I wish it were prettier.
A lot of the time, this whole plowing thing feels more like moving dirt. It looks and feels a bit ridiculous.
No one is going to be impressed with our plowed fields. People prefer plants. Fruit. Flowers. Grass. Beauty. Rows of dirt don’t feature prominently on Instagram.
Just yesterday, I looked over at the field beside me and I wanted to pick back up a lawn mower or plant some mature-looking plants or trees or something—anything to make it look a little better. Or maybe I could build a wall to hide the barrenness of this land.
Plowing is great in theory but it’s harder to live in the day-to-day.
“I don’t know if THIS is worth it, Lord,” I whispered because plowing makes honesty seem like the only option.
“But I trust that YOU are,” I finished because I needed a shred of hope to hold to.
And as I stood there staring at a shed of tools (and honestly tempted toward the machete), I realized you can’t very well mow a field of dirt, so I picked the plow through tears again, let Him deal with what was going on within me instead of what was around me.
I suspect I’m not the only one who needs to trade this manicured lawn for a field of dirt.
So let’s do this thing. Let’s take a plow to what looks pleasant but has long ceased to nourish life. Let’s turn the soil over in our hands until all we have to show for it is a big huge field of readied rows. Let’s lay down a life of glamour for the fields that we were meant to tend.
Years ago, I was mildly obsessed with Ross King’s song “Unplowed Ground.” These lines in particular still strike a cord in me:
“Habits turn to cycles turn to seasons, and seasons turn to years before we know
We lay still alive but barely breathing, and we whisper, ‘That’s just the way it goes,’
But the Lord says, ‘No,’
‘Break up your unplowed ground, and you will find a treasure
Sell everything you own to buy what can’t be measured
I long to lay you down in richer fields than you have known

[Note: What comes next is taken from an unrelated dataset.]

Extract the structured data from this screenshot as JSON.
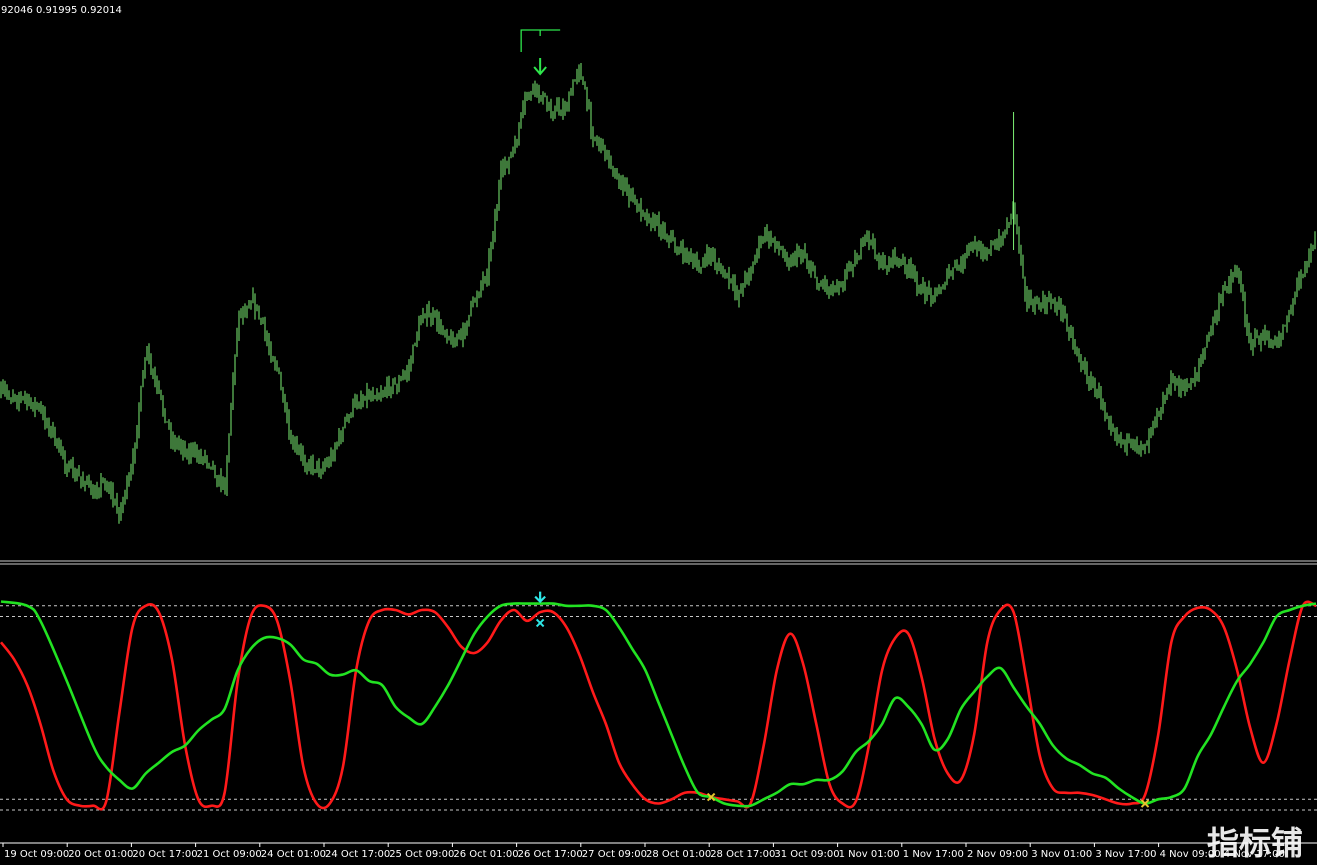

So break up your unplowed ground and make this land your home.’”
Lyrics from Unplowed Ground by Ross King, from the CD entitled "And All The Decorations Too" (www.rosskingmusic.com)